━━━ Excerpted records

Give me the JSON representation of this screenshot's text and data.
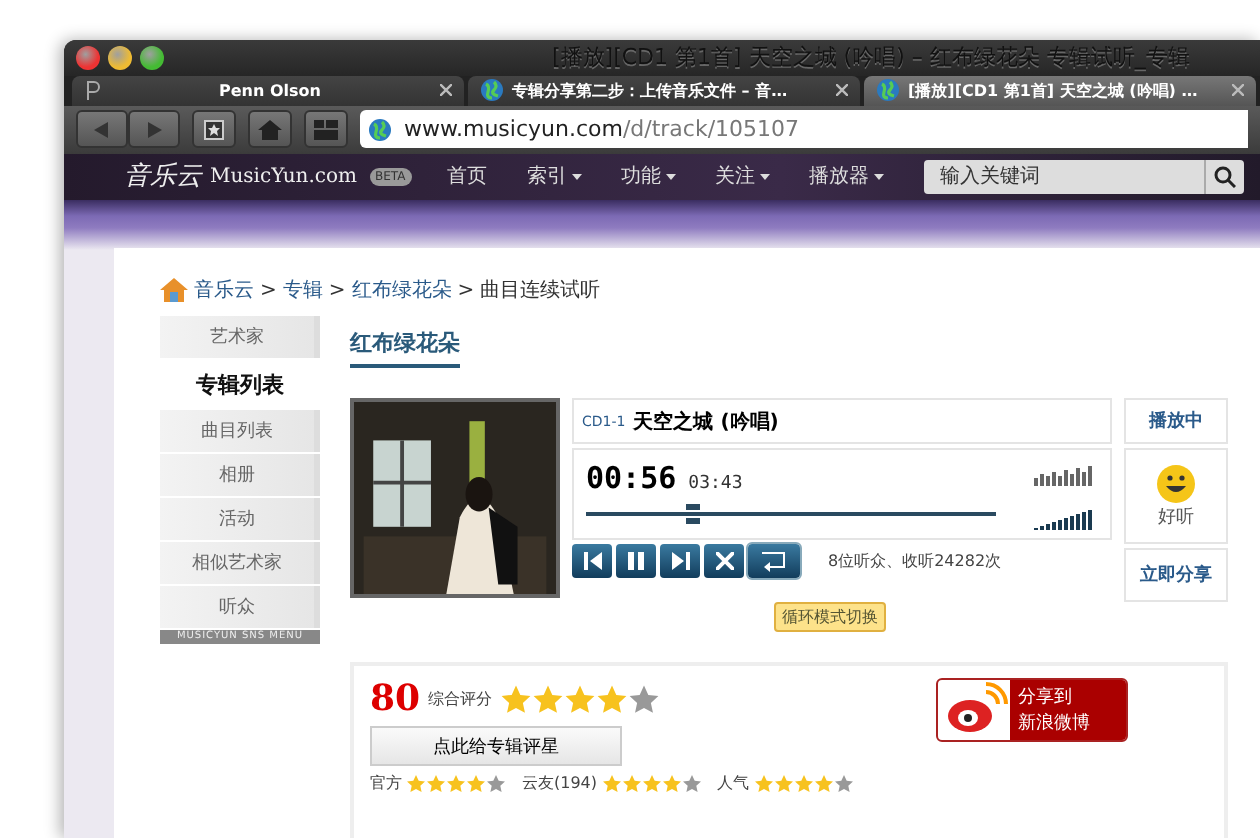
{
  "window": {
    "title": "[播放][CD1 第1首] 天空之城 (吟唱) – 红布绿花朵 专辑试听_专辑"
  },
  "tabs": [
    {
      "label": "Penn Olson",
      "selected": false,
      "kind": "plain"
    },
    {
      "label": "专辑分享第二步：上传音乐文件 – 音…",
      "selected": false,
      "kind": "globe"
    },
    {
      "label": "[播放][CD1 第1首] 天空之城 (吟唱) …",
      "selected": true,
      "kind": "globe"
    }
  ],
  "address": {
    "host": "www.musicyun.com",
    "path": "/d/track/105107"
  },
  "site": {
    "logo": "音乐云",
    "name": "MusicYun.com",
    "badge": "BETA",
    "nav": [
      {
        "label": "首页",
        "menu": false
      },
      {
        "label": "索引",
        "menu": true
      },
      {
        "label": "功能",
        "menu": true
      },
      {
        "label": "关注",
        "menu": true
      },
      {
        "label": "播放器",
        "menu": true
      }
    ],
    "search": {
      "placeholder": "输入关键词"
    }
  },
  "breadcrumb": {
    "separator": ">",
    "items": [
      "音乐云",
      "专辑",
      "红布绿花朵",
      "曲目连续试听"
    ]
  },
  "sidebar": {
    "items": [
      {
        "label": "艺术家",
        "selected": false
      },
      {
        "label": "专辑列表",
        "selected": true
      },
      {
        "label": "曲目列表",
        "selected": false
      },
      {
        "label": "相册",
        "selected": false
      },
      {
        "label": "活动",
        "selected": false
      },
      {
        "label": "相似艺术家",
        "selected": false
      },
      {
        "label": "听众",
        "selected": false
      }
    ],
    "footer": "MUSICYUN SNS MENU"
  },
  "album": {
    "title": "红布绿花朵"
  },
  "player": {
    "track_no": "CD1-1",
    "track": "天空之城 (吟唱)",
    "elapsed": "00:56",
    "total": "03:43",
    "progress": {
      "level": 0.26
    },
    "status": "播放中",
    "mood": "好听",
    "share": "立即分享",
    "stats": "8位听众、收听24282次",
    "tooltip": "循环模式切换"
  },
  "rating": {
    "score": "80",
    "label": "综合评分",
    "stars": 4,
    "rate_button": "点此给专辑评星",
    "sub": [
      {
        "label": "官方",
        "stars": 4
      },
      {
        "label": "云友(194)",
        "stars": 4
      },
      {
        "label": "人气",
        "stars": 4
      }
    ],
    "weibo": {
      "line1": "分享到",
      "line2": "新浪微博"
    }
  }
}
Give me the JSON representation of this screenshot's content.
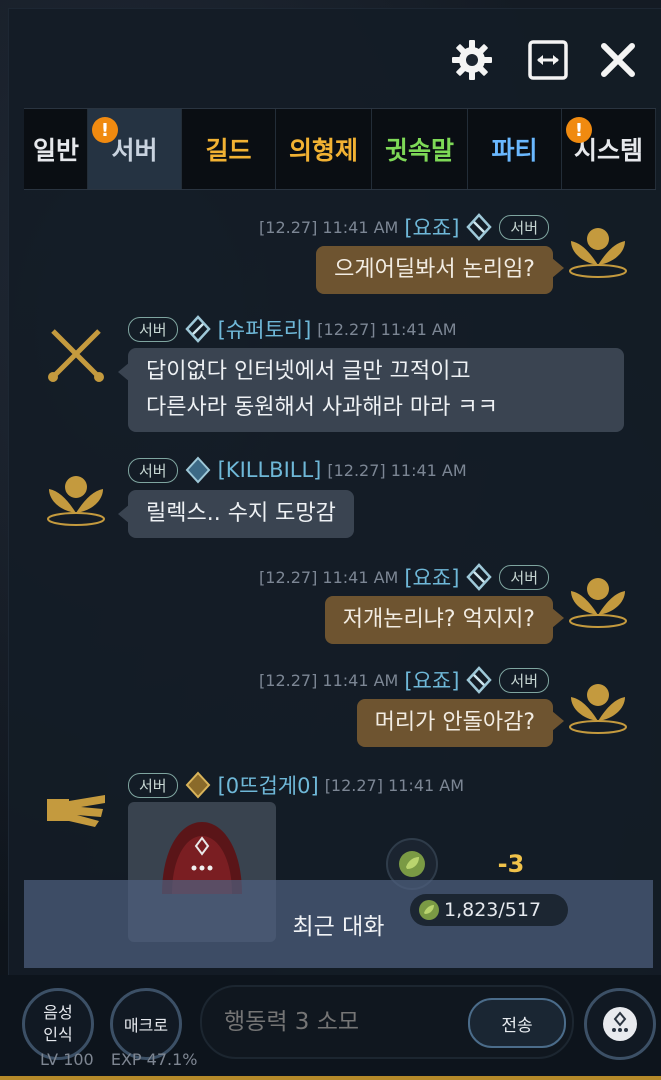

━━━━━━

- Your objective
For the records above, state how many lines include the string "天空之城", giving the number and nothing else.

- Solved exercise
3